All the entries that follow must be written out again exactly.
★ ★ ★
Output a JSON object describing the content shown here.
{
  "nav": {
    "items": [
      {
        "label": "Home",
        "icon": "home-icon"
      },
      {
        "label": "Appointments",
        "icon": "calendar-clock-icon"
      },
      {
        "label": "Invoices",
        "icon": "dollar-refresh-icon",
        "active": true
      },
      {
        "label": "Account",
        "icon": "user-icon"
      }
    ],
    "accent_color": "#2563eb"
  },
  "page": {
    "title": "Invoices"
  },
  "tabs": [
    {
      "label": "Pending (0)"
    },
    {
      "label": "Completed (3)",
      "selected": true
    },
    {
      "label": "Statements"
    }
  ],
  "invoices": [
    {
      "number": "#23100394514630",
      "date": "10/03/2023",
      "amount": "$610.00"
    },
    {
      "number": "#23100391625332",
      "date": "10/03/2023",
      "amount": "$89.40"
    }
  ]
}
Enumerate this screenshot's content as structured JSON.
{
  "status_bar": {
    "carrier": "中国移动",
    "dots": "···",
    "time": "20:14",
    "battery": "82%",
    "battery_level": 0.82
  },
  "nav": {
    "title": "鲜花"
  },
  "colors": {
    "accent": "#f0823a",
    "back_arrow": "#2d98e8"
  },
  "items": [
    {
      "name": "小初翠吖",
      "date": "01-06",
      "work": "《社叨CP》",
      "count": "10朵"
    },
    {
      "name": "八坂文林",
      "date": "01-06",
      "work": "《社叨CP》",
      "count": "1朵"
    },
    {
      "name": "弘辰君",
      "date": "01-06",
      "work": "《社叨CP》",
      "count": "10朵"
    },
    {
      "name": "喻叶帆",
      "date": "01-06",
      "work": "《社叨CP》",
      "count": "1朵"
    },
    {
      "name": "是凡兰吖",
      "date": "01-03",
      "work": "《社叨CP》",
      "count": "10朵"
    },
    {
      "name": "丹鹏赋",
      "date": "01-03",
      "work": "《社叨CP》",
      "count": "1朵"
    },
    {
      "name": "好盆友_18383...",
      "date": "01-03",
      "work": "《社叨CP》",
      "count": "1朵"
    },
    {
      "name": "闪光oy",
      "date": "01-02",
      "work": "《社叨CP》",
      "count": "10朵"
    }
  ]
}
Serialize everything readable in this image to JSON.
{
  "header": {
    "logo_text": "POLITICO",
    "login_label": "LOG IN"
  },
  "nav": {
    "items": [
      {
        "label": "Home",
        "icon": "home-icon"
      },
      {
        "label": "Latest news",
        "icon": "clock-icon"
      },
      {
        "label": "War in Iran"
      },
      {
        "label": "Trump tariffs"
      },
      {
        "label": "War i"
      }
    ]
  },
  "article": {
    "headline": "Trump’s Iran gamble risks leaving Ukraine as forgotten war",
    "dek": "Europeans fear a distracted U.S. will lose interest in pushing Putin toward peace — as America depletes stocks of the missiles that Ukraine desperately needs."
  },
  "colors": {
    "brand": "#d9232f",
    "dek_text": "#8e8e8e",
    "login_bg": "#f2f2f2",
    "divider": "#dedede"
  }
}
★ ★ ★
RESPONSE TO THIS TASK
Output a JSON object describing the content shown here.
{
  "nav": {
    "items": [
      {
        "label": "Home",
        "icon": "home-icon"
      },
      {
        "label": "Appointments",
        "icon": "calendar-clock-icon"
      },
      {
        "label": "Invoices",
        "icon": "dollar-refresh-icon",
        "active": true
      },
      {
        "label": "Account",
        "icon": "user-icon"
      }
    ],
    "accent_color": "#2563eb"
  },
  "page": {
    "title": "Invoices"
  },
  "tabs": [
    {
      "label": "Pending (0)"
    },
    {
      "label": "Completed (3)",
      "selected": true
    },
    {
      "label": "Statements"
    }
  ],
  "invoices": [
    {
      "number": "#23100394514630",
      "date": "10/03/2023",
      "amount": "$610.00"
    },
    {
      "number": "#23100391625332",
      "date": "10/03/2023",
      "amount": "$89.40"
    }
  ]
}
Enumerate this screenshot's content as structured JSON.
{
  "status_bar": {
    "carrier": "中国移动",
    "dots": "···",
    "time": "20:14",
    "battery": "82%",
    "battery_level": 0.82
  },
  "nav": {
    "title": "鲜花"
  },
  "colors": {
    "accent": "#f0823a",
    "back_arrow": "#2d98e8"
  },
  "items": [
    {
      "name": "小初翠吖",
      "date": "01-06",
      "work": "《社叨CP》",
      "count": "10朵"
    },
    {
      "name": "八坂文林",
      "date": "01-06",
      "work": "《社叨CP》",
      "count": "1朵"
    },
    {
      "name": "弘辰君",
      "date": "01-06",
      "work": "《社叨CP》",
      "count": "10朵"
    },
    {
      "name": "喻叶帆",
      "date": "01-06",
      "work": "《社叨CP》",
      "count": "1朵"
    },
    {
      "name": "是凡兰吖",
      "date": "01-03",
      "work": "《社叨CP》",
      "count": "10朵"
    },
    {
      "name": "丹鹏赋",
      "date": "01-03",
      "work": "《社叨CP》",
      "count": "1朵"
    },
    {
      "name": "好盆友_18383...",
      "date": "01-03",
      "work": "《社叨CP》",
      "count": "1朵"
    },
    {
      "name": "闪光oy",
      "date": "01-02",
      "work": "《社叨CP》",
      "count": "10朵"
    }
  ]
}
Serialize everything readable in this image to JSON.
{
  "header": {
    "logo_text": "POLITICO",
    "login_label": "LOG IN"
  },
  "nav": {
    "items": [
      {
        "label": "Home",
        "icon": "home-icon"
      },
      {
        "label": "Latest news",
        "icon": "clock-icon"
      },
      {
        "label": "War in Iran"
      },
      {
        "label": "Trump tariffs"
      },
      {
        "label": "War i"
      }
    ]
  },
  "article": {
    "headline": "Trump’s Iran gamble risks leaving Ukraine as forgotten war",
    "dek": "Europeans fear a distracted U.S. will lose interest in pushing Putin toward peace — as America depletes stocks of the missiles that Ukraine desperately needs."
  },
  "colors": {
    "brand": "#d9232f",
    "dek_text": "#8e8e8e",
    "login_bg": "#f2f2f2",
    "divider": "#dedede"
  }
}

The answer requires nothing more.